> _Data about app and page elements_:
=== Begin Enclosure ===

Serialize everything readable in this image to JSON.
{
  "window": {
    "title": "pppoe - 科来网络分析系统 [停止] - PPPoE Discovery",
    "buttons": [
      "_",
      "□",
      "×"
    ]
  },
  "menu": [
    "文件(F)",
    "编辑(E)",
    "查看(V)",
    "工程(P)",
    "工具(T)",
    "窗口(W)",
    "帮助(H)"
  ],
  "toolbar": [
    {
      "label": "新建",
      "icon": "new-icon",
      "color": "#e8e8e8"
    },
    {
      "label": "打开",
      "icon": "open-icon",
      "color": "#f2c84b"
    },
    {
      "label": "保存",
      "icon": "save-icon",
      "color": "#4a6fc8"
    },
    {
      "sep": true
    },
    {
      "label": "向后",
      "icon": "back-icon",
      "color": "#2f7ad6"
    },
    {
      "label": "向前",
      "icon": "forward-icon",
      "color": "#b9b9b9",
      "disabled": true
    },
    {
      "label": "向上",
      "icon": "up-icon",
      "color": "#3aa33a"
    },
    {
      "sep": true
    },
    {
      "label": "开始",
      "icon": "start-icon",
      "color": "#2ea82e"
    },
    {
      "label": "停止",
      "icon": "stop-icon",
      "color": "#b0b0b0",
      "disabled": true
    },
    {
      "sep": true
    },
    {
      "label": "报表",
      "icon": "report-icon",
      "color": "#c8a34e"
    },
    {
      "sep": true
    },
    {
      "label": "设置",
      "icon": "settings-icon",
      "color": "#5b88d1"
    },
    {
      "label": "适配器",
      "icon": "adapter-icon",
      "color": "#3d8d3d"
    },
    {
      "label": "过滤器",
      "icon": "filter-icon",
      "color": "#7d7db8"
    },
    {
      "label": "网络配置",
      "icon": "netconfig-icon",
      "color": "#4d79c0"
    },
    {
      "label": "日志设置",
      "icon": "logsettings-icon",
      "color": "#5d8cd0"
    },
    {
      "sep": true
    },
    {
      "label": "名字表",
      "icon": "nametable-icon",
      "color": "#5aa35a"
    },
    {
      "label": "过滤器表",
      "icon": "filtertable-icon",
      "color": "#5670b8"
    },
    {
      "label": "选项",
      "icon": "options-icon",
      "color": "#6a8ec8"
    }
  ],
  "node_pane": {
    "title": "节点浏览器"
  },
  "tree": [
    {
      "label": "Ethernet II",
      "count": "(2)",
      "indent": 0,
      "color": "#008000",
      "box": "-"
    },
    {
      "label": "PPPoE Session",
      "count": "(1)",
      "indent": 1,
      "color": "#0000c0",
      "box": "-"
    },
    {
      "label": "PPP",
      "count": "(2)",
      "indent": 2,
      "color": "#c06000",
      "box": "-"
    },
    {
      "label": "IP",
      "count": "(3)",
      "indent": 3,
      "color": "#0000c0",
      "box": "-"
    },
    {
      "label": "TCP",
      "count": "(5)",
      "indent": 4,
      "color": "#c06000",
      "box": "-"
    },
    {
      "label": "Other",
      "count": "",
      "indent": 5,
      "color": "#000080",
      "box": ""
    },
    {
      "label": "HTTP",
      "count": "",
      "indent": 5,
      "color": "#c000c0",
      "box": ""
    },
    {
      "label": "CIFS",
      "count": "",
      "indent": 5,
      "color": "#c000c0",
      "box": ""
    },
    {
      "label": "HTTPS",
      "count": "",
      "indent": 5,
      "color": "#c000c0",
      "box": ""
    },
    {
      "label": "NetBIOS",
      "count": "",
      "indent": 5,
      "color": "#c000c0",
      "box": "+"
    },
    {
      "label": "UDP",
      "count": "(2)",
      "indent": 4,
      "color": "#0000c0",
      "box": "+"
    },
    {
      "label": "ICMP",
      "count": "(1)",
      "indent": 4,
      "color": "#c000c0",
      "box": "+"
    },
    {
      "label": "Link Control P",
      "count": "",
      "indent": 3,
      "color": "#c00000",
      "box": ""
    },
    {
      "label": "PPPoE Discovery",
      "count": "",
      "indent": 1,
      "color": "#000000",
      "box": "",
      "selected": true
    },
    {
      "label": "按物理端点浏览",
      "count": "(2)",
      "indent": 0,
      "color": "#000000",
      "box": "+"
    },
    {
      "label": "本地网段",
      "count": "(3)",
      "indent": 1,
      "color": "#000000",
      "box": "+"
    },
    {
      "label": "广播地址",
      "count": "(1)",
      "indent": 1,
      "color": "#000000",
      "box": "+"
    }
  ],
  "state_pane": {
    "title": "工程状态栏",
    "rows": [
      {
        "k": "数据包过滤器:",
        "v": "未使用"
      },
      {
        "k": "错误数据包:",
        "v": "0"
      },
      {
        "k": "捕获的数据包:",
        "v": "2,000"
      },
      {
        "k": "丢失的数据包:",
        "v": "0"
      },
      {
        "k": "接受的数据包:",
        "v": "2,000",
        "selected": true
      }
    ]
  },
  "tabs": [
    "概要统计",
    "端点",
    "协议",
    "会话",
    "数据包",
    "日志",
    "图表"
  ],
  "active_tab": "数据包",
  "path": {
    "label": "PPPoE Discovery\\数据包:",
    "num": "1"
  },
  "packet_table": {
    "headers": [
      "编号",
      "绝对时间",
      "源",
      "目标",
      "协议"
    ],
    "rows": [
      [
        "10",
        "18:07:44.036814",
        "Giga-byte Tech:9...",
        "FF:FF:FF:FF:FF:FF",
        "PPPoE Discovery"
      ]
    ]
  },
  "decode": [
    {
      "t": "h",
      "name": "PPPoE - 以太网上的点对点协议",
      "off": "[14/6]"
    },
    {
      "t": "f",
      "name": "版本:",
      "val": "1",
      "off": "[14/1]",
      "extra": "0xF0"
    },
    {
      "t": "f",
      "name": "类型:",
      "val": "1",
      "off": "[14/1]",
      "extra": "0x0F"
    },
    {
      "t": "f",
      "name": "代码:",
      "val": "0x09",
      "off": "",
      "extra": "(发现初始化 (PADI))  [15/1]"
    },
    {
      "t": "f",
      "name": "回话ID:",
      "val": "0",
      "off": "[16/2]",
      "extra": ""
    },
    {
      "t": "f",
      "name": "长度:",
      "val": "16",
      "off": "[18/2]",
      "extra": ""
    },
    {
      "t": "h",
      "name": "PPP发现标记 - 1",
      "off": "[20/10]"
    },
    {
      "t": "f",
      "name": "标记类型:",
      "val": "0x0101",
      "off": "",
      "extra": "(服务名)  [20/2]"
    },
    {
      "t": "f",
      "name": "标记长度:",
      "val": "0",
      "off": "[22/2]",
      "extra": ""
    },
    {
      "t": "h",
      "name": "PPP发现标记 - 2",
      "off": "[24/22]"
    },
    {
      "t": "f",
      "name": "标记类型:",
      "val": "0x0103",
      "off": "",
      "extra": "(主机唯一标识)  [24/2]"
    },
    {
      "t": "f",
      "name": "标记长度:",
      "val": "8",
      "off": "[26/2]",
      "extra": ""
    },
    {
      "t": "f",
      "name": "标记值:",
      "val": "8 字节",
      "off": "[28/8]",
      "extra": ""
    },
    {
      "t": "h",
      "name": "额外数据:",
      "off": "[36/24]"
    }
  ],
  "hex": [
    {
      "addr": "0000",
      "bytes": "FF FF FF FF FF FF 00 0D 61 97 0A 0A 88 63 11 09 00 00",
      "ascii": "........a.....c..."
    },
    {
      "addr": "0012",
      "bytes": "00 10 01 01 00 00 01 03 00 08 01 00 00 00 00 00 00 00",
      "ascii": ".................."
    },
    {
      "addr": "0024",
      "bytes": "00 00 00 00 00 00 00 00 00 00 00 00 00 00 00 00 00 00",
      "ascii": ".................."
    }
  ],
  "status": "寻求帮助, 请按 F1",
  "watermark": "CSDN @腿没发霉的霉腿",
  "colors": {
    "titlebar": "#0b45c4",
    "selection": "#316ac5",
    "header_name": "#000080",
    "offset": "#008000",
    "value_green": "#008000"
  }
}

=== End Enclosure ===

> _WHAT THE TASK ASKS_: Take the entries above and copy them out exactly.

> _RESPONSE TO THIS TASK_:
Serialize everything readable in this image to JSON.
{
  "window": {
    "title": "pppoe - 科来网络分析系统 [停止] - PPPoE Discovery",
    "buttons": [
      "_",
      "□",
      "×"
    ]
  },
  "menu": [
    "文件(F)",
    "编辑(E)",
    "查看(V)",
    "工程(P)",
    "工具(T)",
    "窗口(W)",
    "帮助(H)"
  ],
  "toolbar": [
    {
      "label": "新建",
      "icon": "new-icon",
      "color": "#e8e8e8"
    },
    {
      "label": "打开",
      "icon": "open-icon",
      "color": "#f2c84b"
    },
    {
      "label": "保存",
      "icon": "save-icon",
      "color": "#4a6fc8"
    },
    {
      "sep": true
    },
    {
      "label": "向后",
      "icon": "back-icon",
      "color": "#2f7ad6"
    },
    {
      "label": "向前",
      "icon": "forward-icon",
      "color": "#b9b9b9",
      "disabled": true
    },
    {
      "label": "向上",
      "icon": "up-icon",
      "color": "#3aa33a"
    },
    {
      "sep": true
    },
    {
      "label": "开始",
      "icon": "start-icon",
      "color": "#2ea82e"
    },
    {
      "label": "停止",
      "icon": "stop-icon",
      "color": "#b0b0b0",
      "disabled": true
    },
    {
      "sep": true
    },
    {
      "label": "报表",
      "icon": "report-icon",
      "color": "#c8a34e"
    },
    {
      "sep": true
    },
    {
      "label": "设置",
      "icon": "settings-icon",
      "color": "#5b88d1"
    },
    {
      "label": "适配器",
      "icon": "adapter-icon",
      "color": "#3d8d3d"
    },
    {
      "label": "过滤器",
      "icon": "filter-icon",
      "color": "#7d7db8"
    },
    {
      "label": "网络配置",
      "icon": "netconfig-icon",
      "color": "#4d79c0"
    },
    {
      "label": "日志设置",
      "icon": "logsettings-icon",
      "color": "#5d8cd0"
    },
    {
      "sep": true
    },
    {
      "label": "名字表",
      "icon": "nametable-icon",
      "color": "#5aa35a"
    },
    {
      "label": "过滤器表",
      "icon": "filtertable-icon",
      "color": "#5670b8"
    },
    {
      "label": "选项",
      "icon": "options-icon",
      "color": "#6a8ec8"
    }
  ],
  "node_pane": {
    "title": "节点浏览器"
  },
  "tree": [
    {
      "label": "Ethernet II",
      "count": "(2)",
      "indent": 0,
      "color": "#008000",
      "box": "-"
    },
    {
      "label": "PPPoE Session",
      "count": "(1)",
      "indent": 1,
      "color": "#0000c0",
      "box": "-"
    },
    {
      "label": "PPP",
      "count": "(2)",
      "indent": 2,
      "color": "#c06000",
      "box": "-"
    },
    {
      "label": "IP",
      "count": "(3)",
      "indent": 3,
      "color": "#0000c0",
      "box": "-"
    },
    {
      "label": "TCP",
      "count": "(5)",
      "indent": 4,
      "color": "#c06000",
      "box": "-"
    },
    {
      "label": "Other",
      "count": "",
      "indent": 5,
      "color": "#000080",
      "box": ""
    },
    {
      "label": "HTTP",
      "count": "",
      "indent": 5,
      "color": "#c000c0",
      "box": ""
    },
    {
      "label": "CIFS",
      "count": "",
      "indent": 5,
      "color": "#c000c0",
      "box": ""
    },
    {
      "label": "HTTPS",
      "count": "",
      "indent": 5,
      "color": "#c000c0",
      "box": ""
    },
    {
      "label": "NetBIOS",
      "count": "",
      "indent": 5,
      "color": "#c000c0",
      "box": "+"
    },
    {
      "label": "UDP",
      "count": "(2)",
      "indent": 4,
      "color": "#0000c0",
      "box": "+"
    },
    {
      "label": "ICMP",
      "count": "(1)",
      "indent": 4,
      "color": "#c000c0",
      "box": "+"
    },
    {
      "label": "Link Control P",
      "count": "",
      "indent": 3,
      "color": "#c00000",
      "box": ""
    },
    {
      "label": "PPPoE Discovery",
      "count": "",
      "indent": 1,
      "color": "#000000",
      "box": "",
      "selected": true
    },
    {
      "label": "按物理端点浏览",
      "count": "(2)",
      "indent": 0,
      "color": "#000000",
      "box": "+"
    },
    {
      "label": "本地网段",
      "count": "(3)",
      "indent": 1,
      "color": "#000000",
      "box": "+"
    },
    {
      "label": "广播地址",
      "count": "(1)",
      "indent": 1,
      "color": "#000000",
      "box": "+"
    }
  ],
  "state_pane": {
    "title": "工程状态栏",
    "rows": [
      {
        "k": "数据包过滤器:",
        "v": "未使用"
      },
      {
        "k": "错误数据包:",
        "v": "0"
      },
      {
        "k": "捕获的数据包:",
        "v": "2,000"
      },
      {
        "k": "丢失的数据包:",
        "v": "0"
      },
      {
        "k": "接受的数据包:",
        "v": "2,000",
        "selected": true
      }
    ]
  },
  "tabs": [
    "概要统计",
    "端点",
    "协议",
    "会话",
    "数据包",
    "日志",
    "图表"
  ],
  "active_tab": "数据包",
  "path": {
    "label": "PPPoE Discovery\\数据包:",
    "num": "1"
  },
  "packet_table": {
    "headers": [
      "编号",
      "绝对时间",
      "源",
      "目标",
      "协议"
    ],
    "rows": [
      [
        "10",
        "18:07:44.036814",
        "Giga-byte Tech:9...",
        "FF:FF:FF:FF:FF:FF",
        "PPPoE Discovery"
      ]
    ]
  },
  "decode": [
    {
      "t": "h",
      "name": "PPPoE - 以太网上的点对点协议",
      "off": "[14/6]"
    },
    {
      "t": "f",
      "name": "版本:",
      "val": "1",
      "off": "[14/1]",
      "extra": "0xF0"
    },
    {
      "t": "f",
      "name": "类型:",
      "val": "1",
      "off": "[14/1]",
      "extra": "0x0F"
    },
    {
      "t": "f",
      "name": "代码:",
      "val": "0x09",
      "off": "",
      "extra": "(发现初始化 (PADI))  [15/1]"
    },
    {
      "t": "f",
      "name": "回话ID:",
      "val": "0",
      "off": "[16/2]",
      "extra": ""
    },
    {
      "t": "f",
      "name": "长度:",
      "val": "16",
      "off": "[18/2]",
      "extra": ""
    },
    {
      "t": "h",
      "name": "PPP发现标记 - 1",
      "off": "[20/10]"
    },
    {
      "t": "f",
      "name": "标记类型:",
      "val": "0x0101",
      "off": "",
      "extra": "(服务名)  [20/2]"
    },
    {
      "t": "f",
      "name": "标记长度:",
      "val": "0",
      "off": "[22/2]",
      "extra": ""
    },
    {
      "t": "h",
      "name": "PPP发现标记 - 2",
      "off": "[24/22]"
    },
    {
      "t": "f",
      "name": "标记类型:",
      "val": "0x0103",
      "off": "",
      "extra": "(主机唯一标识)  [24/2]"
    },
    {
      "t": "f",
      "name": "标记长度:",
      "val": "8",
      "off": "[26/2]",
      "extra": ""
    },
    {
      "t": "f",
      "name": "标记值:",
      "val": "8 字节",
      "off": "[28/8]",
      "extra": ""
    },
    {
      "t": "h",
      "name": "额外数据:",
      "off": "[36/24]"
    }
  ],
  "hex": [
    {
      "addr": "0000",
      "bytes": "FF FF FF FF FF FF 00 0D 61 97 0A 0A 88 63 11 09 00 00",
      "ascii": "........a.....c..."
    },
    {
      "addr": "0012",
      "bytes": "00 10 01 01 00 00 01 03 00 08 01 00 00 00 00 00 00 00",
      "ascii": ".................."
    },
    {
      "addr": "0024",
      "bytes": "00 00 00 00 00 00 00 00 00 00 00 00 00 00 00 00 00 00",
      "ascii": ".................."
    }
  ],
  "status": "寻求帮助, 请按 F1",
  "watermark": "CSDN @腿没发霉的霉腿",
  "colors": {
    "titlebar": "#0b45c4",
    "selection": "#316ac5",
    "header_name": "#000080",
    "offset": "#008000",
    "value_green": "#008000"
  }
}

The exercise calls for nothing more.